Sealyham Terrier

In the first half of the 20th century, the Sealyham Terrier was a widely recognizable dog thanks to some high-wattage ownership among celebrities and British royals. These days, this attractive and dynamic creature is – unjustly – a more obscure breed, so dramatically declined in its British Isles homeland as to be classified as endangered by the U.K. Kennel Club.

A cute little Sealyham Terrier dog.

The Sealyham Terrier dog breed


Captain John Edwardes is credited with creating, in the mid-1800s, the Sealyham Terrier, which came to be named for his estate in southwestern Wales: Sealy Ham. Edwardes wanted a scrappy, ground-hugging hunting dog with the grit, energy, and proportions to go after otters, badgers, and other country “vermin” – plus the sort of agreeable personality to make for a pleasant fireside companion as well. To achieve the right scale and temperament, he mixed such breeds as the Corgi, the Whitehaired Fox Terrier, the Dandie Dinmont, and likely others. Edwardes favored a white coat, it’s said, because that way the dog would be less likely to be mistaken for wild quarry and end up in the crosshairs itself.

The Sealyham gained renown fairly steadily, being recognized by the English Kennel Club in 1910 and arriving in the United States the following year. As the American Kennel Club notes, the breed’s popularity reached its stateside zenith between the First and Second World War, when a whole passel of Hollywood A-listers – including Humphrey Bogart, Bette Davis, Cary Grant, Elizabeth Taylor, and Gary Cooper – cherished Sealyhams as pets. Alfred Hitchcock owned a pair of them – Geoffrey and Stanley – which actually appeared onscreen with him during his walk-on in his 1963 horror classic The Birds. Across the pond, Princess Margaret was another famous Sealyham devotee.

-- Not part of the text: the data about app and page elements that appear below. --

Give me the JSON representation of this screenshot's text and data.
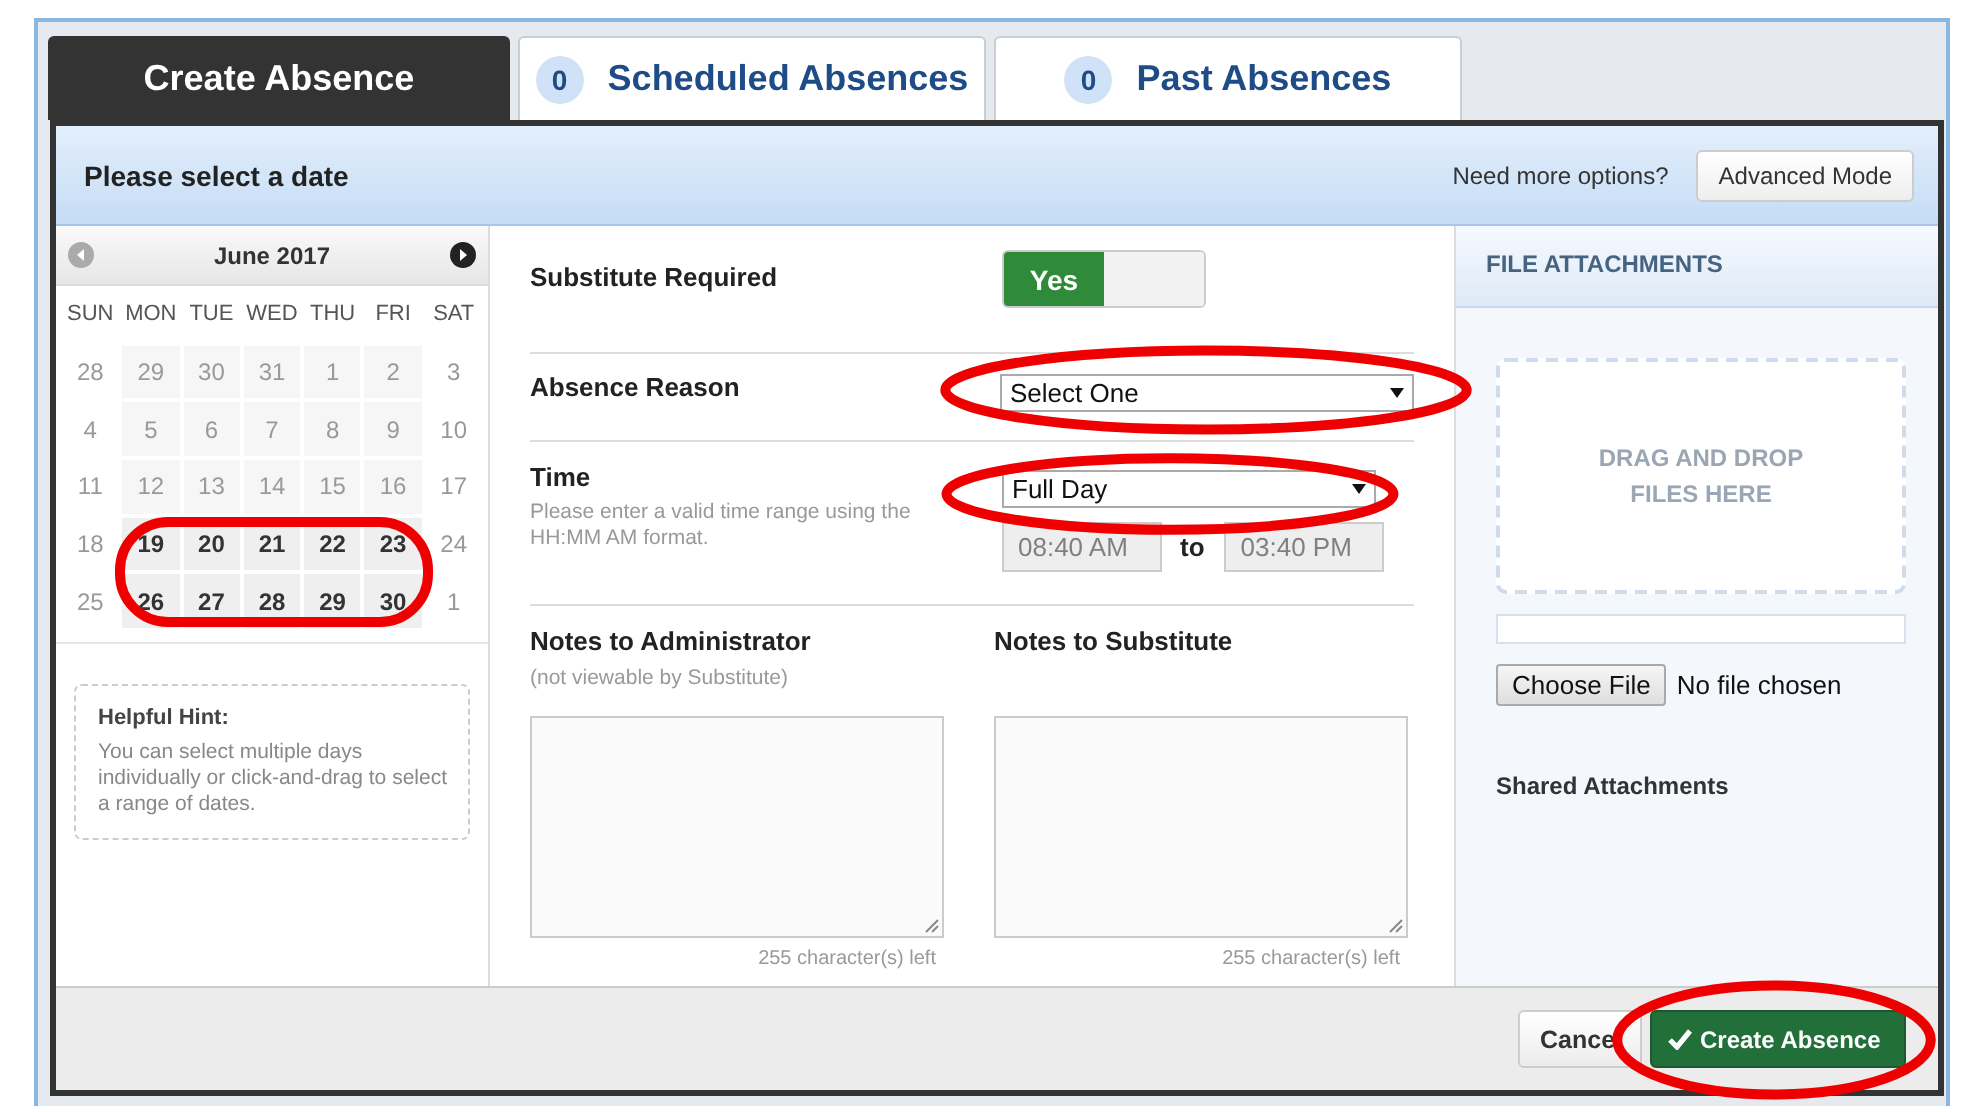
{
  "tabs": [
    {
      "label": "Create Absence",
      "selected": true
    },
    {
      "count": "0",
      "label": "Scheduled Absences",
      "selected": false
    },
    {
      "count": "0",
      "label": "Past Absences",
      "selected": false
    }
  ],
  "header": {
    "title": "Please select a date",
    "options_text": "Need more options?",
    "mode_button": "Advanced Mode"
  },
  "calendar": {
    "month": "June 2017",
    "prev_disabled": true,
    "next_disabled": false,
    "circled": true,
    "weekdays": [
      "SUN",
      "MON",
      "TUE",
      "WED",
      "THU",
      "FRI",
      "SAT"
    ],
    "weeks": [
      [
        {
          "label": "28",
          "enabled": false
        },
        {
          "label": "29",
          "enabled": false
        },
        {
          "label": "30",
          "enabled": false
        },
        {
          "label": "31",
          "enabled": false
        },
        {
          "label": "1",
          "enabled": false
        },
        {
          "label": "2",
          "enabled": false
        },
        {
          "label": "3",
          "enabled": false
        }
      ],
      [
        {
          "label": "4",
          "enabled": false
        },
        {
          "label": "5",
          "enabled": false
        },
        {
          "label": "6",
          "enabled": false
        },
        {
          "label": "7",
          "enabled": false
        },
        {
          "label": "8",
          "enabled": false
        },
        {
          "label": "9",
          "enabled": false
        },
        {
          "label": "10",
          "enabled": false
        }
      ],
      [
        {
          "label": "11",
          "enabled": false
        },
        {
          "label": "12",
          "enabled": false
        },
        {
          "label": "13",
          "enabled": false
        },
        {
          "label": "14",
          "enabled": false
        },
        {
          "label": "15",
          "enabled": false
        },
        {
          "label": "16",
          "enabled": false
        },
        {
          "label": "17",
          "enabled": false
        }
      ],
      [
        {
          "label": "18",
          "enabled": false
        },
        {
          "label": "19",
          "enabled": true
        },
        {
          "label": "20",
          "enabled": true
        },
        {
          "label": "21",
          "enabled": true
        },
        {
          "label": "22",
          "enabled": true
        },
        {
          "label": "23",
          "enabled": true
        },
        {
          "label": "24",
          "enabled": false
        }
      ],
      [
        {
          "label": "25",
          "enabled": false
        },
        {
          "label": "26",
          "enabled": true
        },
        {
          "label": "27",
          "enabled": true
        },
        {
          "label": "28",
          "enabled": true
        },
        {
          "label": "29",
          "enabled": true
        },
        {
          "label": "30",
          "enabled": true
        },
        {
          "label": "1",
          "enabled": false
        }
      ]
    ]
  },
  "hint": {
    "title": "Helpful Hint:",
    "text": "You can select multiple days individually or click-and-drag to select a range of dates."
  },
  "form": {
    "substitute_required": {
      "label": "Substitute Required",
      "toggle_text": "Yes",
      "on": true
    },
    "absence_reason": {
      "label": "Absence Reason",
      "value": "Select One",
      "circled": true
    },
    "time": {
      "label": "Time",
      "hint": "Please enter a valid time range using the HH:MM AM format.",
      "value": "Full Day",
      "circled": true,
      "start": "08:40 AM",
      "separator": "to",
      "end": "03:40 PM"
    },
    "notes": [
      {
        "label": "Notes to Administrator",
        "sublabel": "(not viewable by Substitute)",
        "remaining": "255 character(s) left"
      },
      {
        "label": "Notes to Substitute",
        "remaining": "255 character(s) left"
      }
    ]
  },
  "attachments": {
    "title": "FILE ATTACHMENTS",
    "drop_text": "DRAG AND DROP FILES HERE",
    "level": 0,
    "choose_button": "Choose File",
    "file_status": "No file chosen",
    "shared_title": "Shared Attachments"
  },
  "footer": {
    "cancel": "Cance",
    "submit": {
      "label": "Create Absence",
      "circled": true
    }
  }
}
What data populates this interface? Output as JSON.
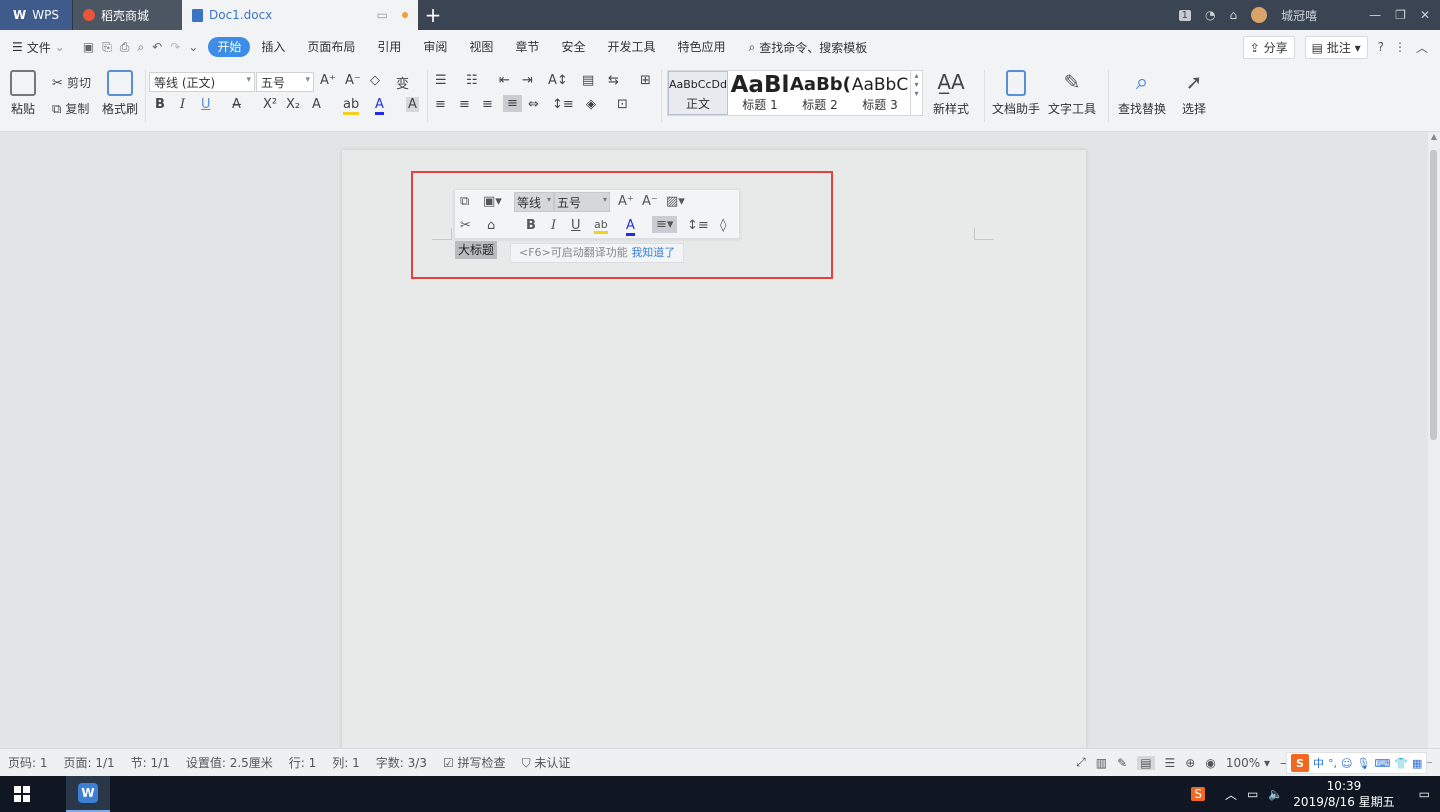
{
  "titlebar": {
    "tabs": [
      {
        "label": "WPS"
      },
      {
        "label": "稻壳商城"
      },
      {
        "label": "Doc1.docx"
      }
    ],
    "badge": "1",
    "user": "城冠嘻"
  },
  "menubar": {
    "file": "文件",
    "items": [
      "开始",
      "插入",
      "页面布局",
      "引用",
      "审阅",
      "视图",
      "章节",
      "安全",
      "开发工具",
      "特色应用"
    ],
    "search": "查找命令、搜索模板",
    "share": "分享",
    "comment": "批注"
  },
  "ribbon": {
    "paste": "粘贴",
    "cut": "剪切",
    "copy": "复制",
    "format_painter": "格式刷",
    "font": "等线 (正文)",
    "size": "五号",
    "bold": "B",
    "italic": "I",
    "underline": "U",
    "font_color": "A",
    "styles": [
      {
        "preview": "AaBbCcDd",
        "label": "正文"
      },
      {
        "preview": "AaBl",
        "label": "标题 1"
      },
      {
        "preview": "AaBb(",
        "label": "标题 2"
      },
      {
        "preview": "AaBbC",
        "label": "标题 3"
      }
    ],
    "new_style": "新样式",
    "doc_assistant": "文档助手",
    "text_tools": "文字工具",
    "find_replace": "查找替换",
    "select": "选择"
  },
  "mini_toolbar": {
    "font": "等线",
    "size": "五号",
    "bold": "B",
    "italic": "I",
    "underline": "U",
    "font_color": "A"
  },
  "document": {
    "selected_text": "大标题",
    "tip_text": "<F6>可启动翻译功能",
    "tip_link": "我知道了"
  },
  "statusbar": {
    "page": "页码: 1",
    "pages": "页面: 1/1",
    "section": "节: 1/1",
    "setting": "设置值: 2.5厘米",
    "row": "行: 1",
    "col": "列: 1",
    "words": "字数: 3/3",
    "spell": "拼写检查",
    "auth": "未认证",
    "zoom": "100%"
  },
  "ime": {
    "items": [
      "中",
      "°,"
    ]
  },
  "taskbar": {
    "time": "10:39",
    "date": "2019/8/16 星期五"
  },
  "colors": {
    "accent": "#3d8ce8",
    "highlight_box": "#e8403a",
    "titlebar": "#3a4452"
  }
}
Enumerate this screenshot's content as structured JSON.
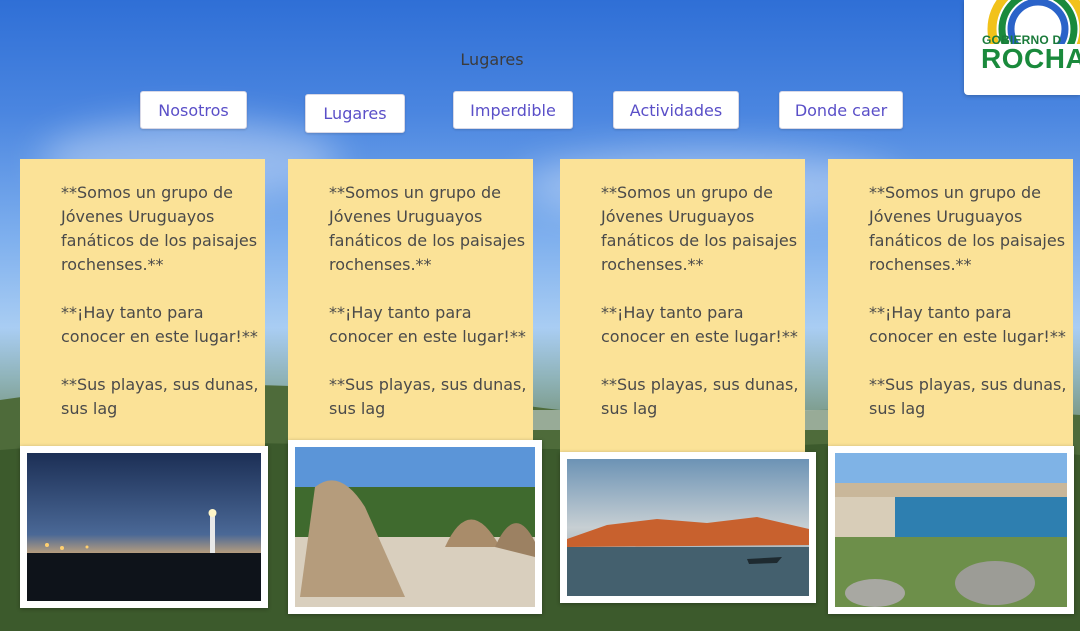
{
  "header": {
    "title": "Lugares"
  },
  "logo": {
    "line1": "GOBIERNO D",
    "line2": "ROCHA"
  },
  "nav": {
    "items": [
      {
        "label": "Nosotros"
      },
      {
        "label": "Lugares"
      },
      {
        "label": "Imperdible"
      },
      {
        "label": "Actividades"
      },
      {
        "label": "Donde caer"
      }
    ]
  },
  "cards": [
    {
      "p1": "**Somos un grupo de Jóvenes Uruguayos fanáticos de los paisajes rochenses.**",
      "p2": "**¡Hay tanto para conocer en este lugar!**",
      "p3": "**Sus playas, sus dunas, sus lag",
      "image": "lighthouse-night-photo"
    },
    {
      "p1": "**Somos un grupo de Jóvenes Uruguayos fanáticos de los paisajes rochenses.**",
      "p2": "**¡Hay tanto para conocer en este lugar!**",
      "p3": "**Sus playas, sus dunas, sus lag",
      "image": "rock-formations-photo"
    },
    {
      "p1": "**Somos un grupo de Jóvenes Uruguayos fanáticos de los paisajes rochenses.**",
      "p2": "**¡Hay tanto para conocer en este lugar!**",
      "p3": "**Sus playas, sus dunas, sus lag",
      "image": "lagoon-sunset-photo"
    },
    {
      "p1": "**Somos un grupo de Jóvenes Uruguayos fanáticos de los paisajes rochenses.**",
      "p2": "**¡Hay tanto para conocer en este lugar!**",
      "p3": "**Sus playas, sus dunas, sus lag",
      "image": "coastal-town-photo"
    }
  ],
  "colors": {
    "accent": "#5a4fc8",
    "card_bg": "#fbe297",
    "logo_green": "#1a8a3c"
  }
}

As we’ve already mentioned, the Sealyham’s popularity has taken something of a nosedive since those gilded days, but that’s no reflection on the all-around winningness of the breed: “one of the best-kept secrets in dogs,” the American Kennel Club quotes a Sealyham owner boldly proposing.


The Sealyham Terrier, which today appears in a slightly bigger (and slightly less tenacious) version of its 19th-century Welsh original, stands a foot or less at the withers and weighs roughly 18 to 20 pounds.

It has a broad, long, wedge-shaped head with a luxurious moustache and beard and folded ears. The body is squat, supported on short, powerful legs mostly hidden by a curtain of long belly feathering. The tail is stubby and held erect. The long, wiry, weatherproof, and snowy-white topcoat overlies a dense inner coat.

Personality and temperament

Sealyham Terriers make good housepets in both city and country environments. They’re friendly, affectionate, and loyal without being needy; they’ve got a stubborn streak and no small amount of emotional self-reliance. If socialized in early puppyhood, they can integrate well with other dogs as well as cats and other pets.

Keen-eyed, keen-eared, and armed with a strong bark, Sealyhams make good watchdogs as well.

Shedding and grooming

Sealyham Terriers aren’t shedders, but the coat does require hand-stripping (for show dogs) or clipping (for non-show pets), the latter a good option for lower-maintenance grooming. Keep that white coat free of mats with brushing and combing several times a week.

Health and lifespan

Sealyham Terriers occasionally develop eye troubles, including the genetic condition known as lens luxation as well as infections and tearing resulting from the lavish eyebrows; keeping the latter cut short can ward against some of that irritation.

A healthy Sealyham Terrier’s lifespan is generally from 12 to 14 years of age.

Exercise needs

Unsurprisingly given its background as a rural hunter, the Sealyham Terrier does need daily exercise, though in warmer weather you should closely monitor yours during walks or play sessions to make sure it doesn’t overheat.

Training and intelligence

The intelligence and focus of the Sealyham makes the terrier an ace learner, while its stubbornness can complicate training. Be consistent, firm, and creative in your exercises while always stressing positive reinforcement. The American Kennel Club advises nipping in the bud any early signs of the Sealyham’s tendency to guard its food.